Historically, outsourced trading has been popular with emerging managers at launch, because those firms are less likely to have the resources to support an in-house trading desk, he said. As a result of new regulation, changes in technology and a host of other factors, we are now seeing larger funds experience some of these same cost pressures. In addition, larger firms that do employ traders are starting to realize our global scale and expansive network of sell-side relationships can supplement their in-house trading activities. The result is that outsourced trading has become a much bigger tent.
This article originally appeared in the March 2015 edition of Traders Magazine
Buyside Trading Desks Spend 66 Percent of Budget on Compensation, Balance on Tech
John D’Antona Jr.
The buyside has rewarded its traders in a big way – sending upwards of 66 percent of its trading desk budget to the compensation coffers while the balance goes to technology.
The buyside, looking to retain the trading talent it has left after years of shrinking commissions and budgets, has reported spending over $12 billion dollars to keep its trading operations humming along, including keeping traders happy.
That’s the news from a new Greenwich Associates report that shows trading personnel and technology are the two drivers of growing buyside firm budgets. With technology coming to the trading markets like a fire hose trying to fill a teacup, trading desks in 2014 raced to keep pace with the growing speed of electronic markets, changes in market structure and lower trading costs.
The report, “Buy-Side Trading Desks Spend Big Money on Talent and Technology,” released Monday from Greenwich, noted that in 2014, nearly two-thirds of the budgets supporting buyside trading desks went to trader compensation. The remainder was spent on spent on technology, including software, hardware and infrastructure.
Also, 60 percent of the technology spend went to fixed-income, where trading desks are navigating the movement of increasing amounts of trading volume to electronic platforms.
Furthermore, order management systems (OMS) and market data terminals remain the top two technology expenses for buy-side traders, accounting for 53 percent of the total technology budget.
For the study, Greenwich Associates interviewed 358 buyside traders across the globe working on equity, fixed-income or foreign exchange trading desks to learn more about budget allocations, staffing levels, OMS/EMS/TCA platform usage, and ATS satisfaction levels.
Asset Class Breakdown
Fixed-income trading desks remain in an investment phase, with spending up 11 percent from 2013. The market structure for government and corporate bonds continues to evolve, as investors focus on better access to both liquidity and improved cost analytics. The importance of human capital on bond trading desks is also important with budget allocated for trader compensation growing in 2014.

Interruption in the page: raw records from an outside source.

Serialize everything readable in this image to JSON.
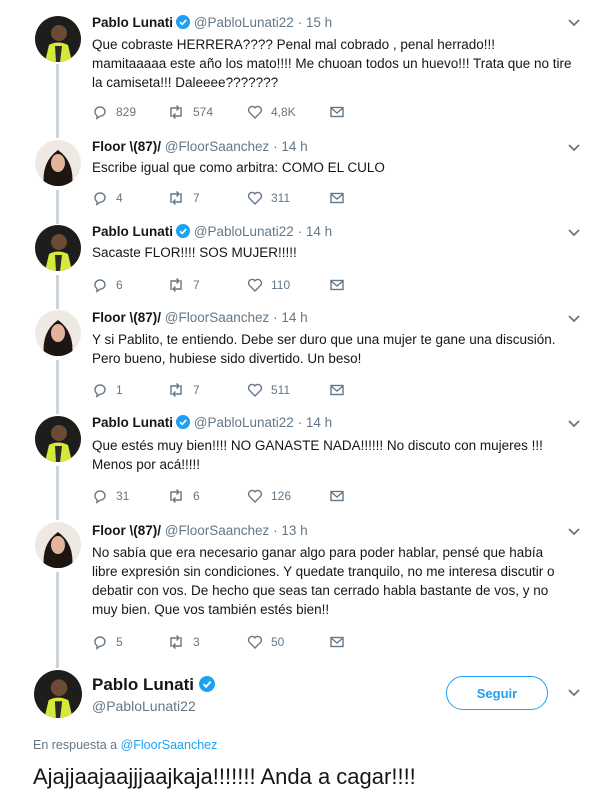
{
  "tweets": [
    {
      "name": "Pablo Lunati",
      "handle": "@PabloLunati22",
      "time": "15 h",
      "verified": true,
      "text": "Que cobraste HERRERA???? Penal mal cobrado , penal herrado!!! mamitaaaaa este año los mato!!!! Me chuoan todos un huevo!!! Trata que no tire la camiseta!!! Daleeee???????",
      "replies": "829",
      "retweets": "574",
      "likes": "4,8K"
    },
    {
      "name": "Floor \\(87)/",
      "handle": "@FloorSaanchez",
      "time": "14 h",
      "verified": false,
      "text": "Escribe igual que como arbitra: COMO EL CULO",
      "replies": "4",
      "retweets": "7",
      "likes": "311"
    },
    {
      "name": "Pablo Lunati",
      "handle": "@PabloLunati22",
      "time": "14 h",
      "verified": true,
      "text": "Sacaste FLOR!!!! SOS MUJER!!!!!",
      "replies": "6",
      "retweets": "7",
      "likes": "110"
    },
    {
      "name": "Floor \\(87)/",
      "handle": "@FloorSaanchez",
      "time": "14 h",
      "verified": false,
      "text": "Y si Pablito, te entiendo. Debe ser duro que una mujer te gane una discusión. Pero bueno, hubiese sido divertido. Un beso!",
      "replies": "1",
      "retweets": "7",
      "likes": "511"
    },
    {
      "name": "Pablo Lunati",
      "handle": "@PabloLunati22",
      "time": "14 h",
      "verified": true,
      "text": "Que estés muy bien!!!! NO GANASTE NADA!!!!!! No discuto con mujeres !!! Menos por acá!!!!!",
      "replies": "31",
      "retweets": "6",
      "likes": "126"
    },
    {
      "name": "Floor \\(87)/",
      "handle": "@FloorSaanchez",
      "time": "13 h",
      "verified": false,
      "text": "No sabía que era necesario ganar algo para poder hablar, pensé que había libre expresión sin condiciones. Y quedate tranquilo, no me interesa discutir o debatir con vos. De hecho que seas tan cerrado habla bastante de vos, y no muy bien. Que vos también estés bien!!",
      "replies": "5",
      "retweets": "3",
      "likes": "50"
    }
  ],
  "main_tweet": {
    "name": "Pablo Lunati",
    "handle": "@PabloLunati22",
    "follow_label": "Seguir",
    "reply_prefix": "En respuesta a",
    "reply_mention": "@FloorSaanchez",
    "text": "Ajajjaajaajjjaajkaja!!!!!!! Anda a cagar!!!!"
  },
  "colors": {
    "accent": "#1da1f2",
    "muted": "#657786",
    "text": "#14171a",
    "thread_line": "#cdd6dd"
  }
}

“Although the fixed-income market is awash with new data and trading protocols, relationships are still king,” said Kevin McPartland, author of the study and head of market structure research at Greenwich Associates. “The best technology platforms are of little use without traders who know the unwritten rules of trading bonds – especially when volatility comes back and interest rates rise.”

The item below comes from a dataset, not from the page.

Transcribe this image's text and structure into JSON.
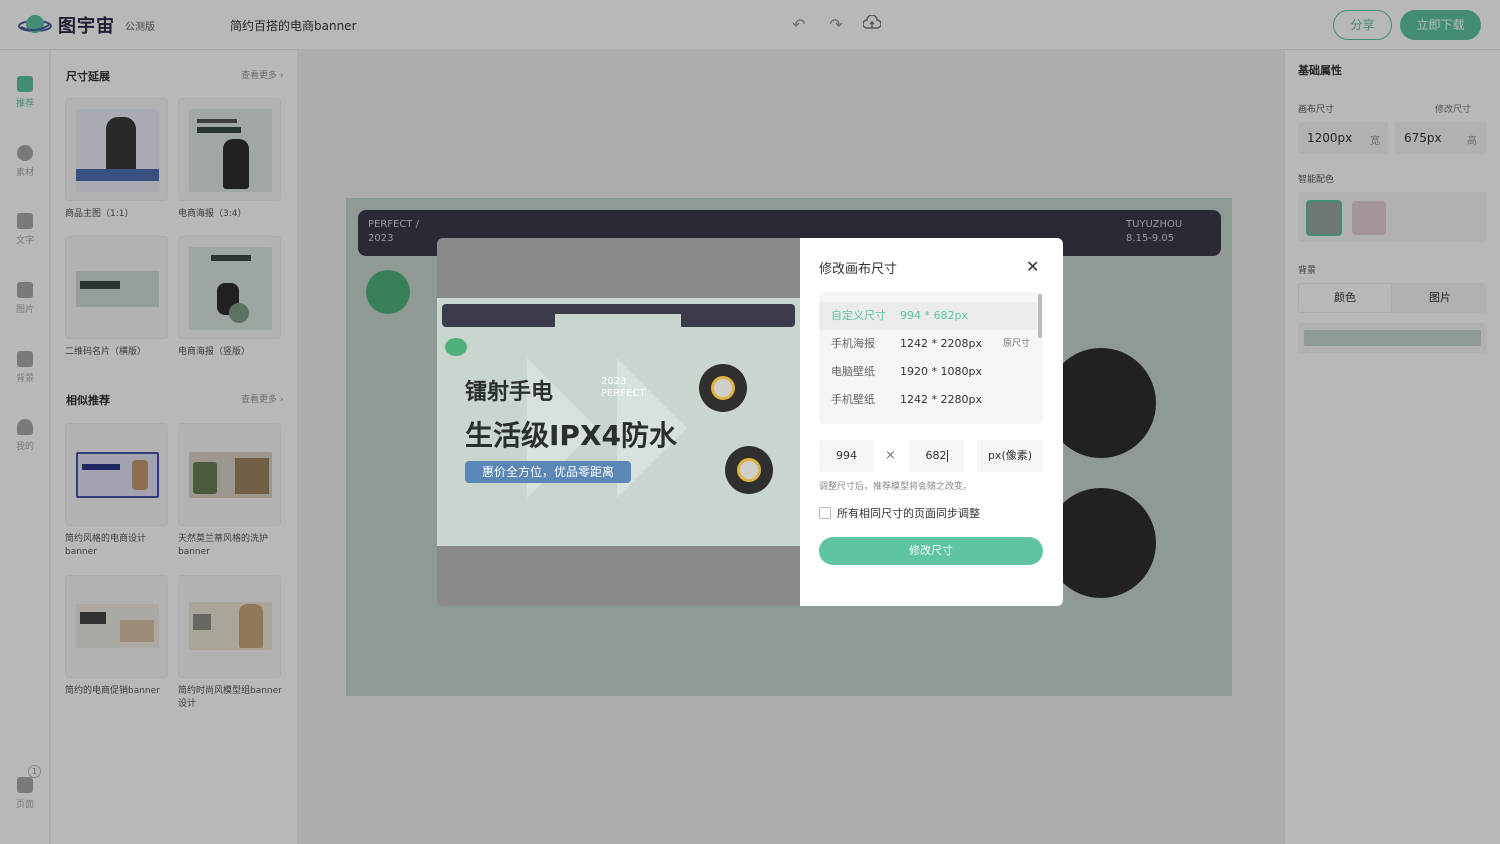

Spending on foreign exchange desks remained flat over the past year at just below $4 million on average. On equity desks, a slight growth in spend year-over-year can be attributed in large part to regulatory scrutiny in both the U.S. in Europe.